NGO Watch, a joint project of the American Enterprise Institute and the Federalist Society for Law and Public Policy Studies, targets advocacy NGOs, many of which have opposed US government policy on Iraq or climate change.
The institute, which has close links to the Bush administration, argues that "a loose set of rules governing the accreditation of NGOs has meant that an unelected few have access to growing and unregulated power.
"The extraordinary growth of advocacy NGOs in liberal democracies has the potential to undermine the sovereignty of constitutional democracies, as well as the effectiveness of credible NGOs."
Much of the site is under construction, but many UK-based NGOs are designated for entries.
Among them are Friends of the Earth, ActionAid, the World Development Movement, Minority Rights Group, and Oxfam GB.
Care International and Greenpeace are already profiled. Care International's entry includes reference to its opposition to the Bush administration's policy of denying funding to groups which perform or promote abortion, while the Greenpeace entry lists its actions against corporations such as ExxonMobil.
A spokesman for Greenpeace said: "This lot are accusing us of being unelected and unrepresentative, with suspect funding and too much power. That's some gall from a group that gets its funding from ExxonMobil, has a revolving door arrangement with the White House, and never sought a mandate from anybody outside big business.
"The American Enterprise Institute is closely related to the Republican Party and the current administration in Washington. Fellows include Richard Perle, a member of the Pentagon's defence policy board, Newt Gingrich, former Republican speaker of the house of representatives, and Lynne Cheney, wife of US vice president Dick Cheney. Former American Enterprise Institute vice president John Bolton is now under-secretary for arms control and international security in the US state department.
Dave Timms, press officer at the World Development Movement, said: "We are disappointed that they don't seem to have a full file on our organisation, though we are listed. We'll be sending them information about us. It will be an honour to be on their hate list.
"It would be easy to dismiss these guys as right-wing political oddballs. Unfortunately, the current occupants of the White House take groups like this seriously."

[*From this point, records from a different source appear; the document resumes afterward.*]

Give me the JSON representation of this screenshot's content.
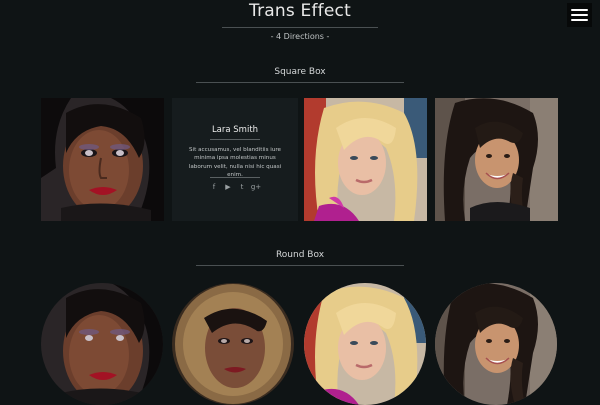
{
  "header": {
    "title": "Trans Effect",
    "subtitle": "- 4 Directions -",
    "menu_icon": "hamburger-menu-icon"
  },
  "sections": {
    "square": {
      "heading": "Square Box"
    },
    "round": {
      "heading": "Round Box"
    }
  },
  "square_hover_card": {
    "name": "Lara Smith",
    "description": "Sit accusamus, vel blanditiis iure minima ipsa molestias minus laborum velit, nulla nisi hic quasi enim.",
    "social_icons": [
      "facebook-icon",
      "youtube-icon",
      "twitter-icon",
      "google-plus-icon"
    ],
    "social_glyphs": [
      "f",
      "▶",
      "t",
      "g+"
    ]
  },
  "square_tiles": [
    "portrait-woman-dark-hair",
    "hover-card",
    "portrait-blonde-woman",
    "portrait-smiling-woman-braid"
  ],
  "round_tiles": [
    "portrait-woman-dark-hair",
    "portrait-woman-fur-hood",
    "portrait-blonde-woman",
    "portrait-smiling-woman-braid"
  ]
}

But concerns over the power of NGOs is not limited to Washington. In April, Labour MP Tony Colman said some "claim to be offering the alternative political voice in today's world but the extent to which this is true is questionable."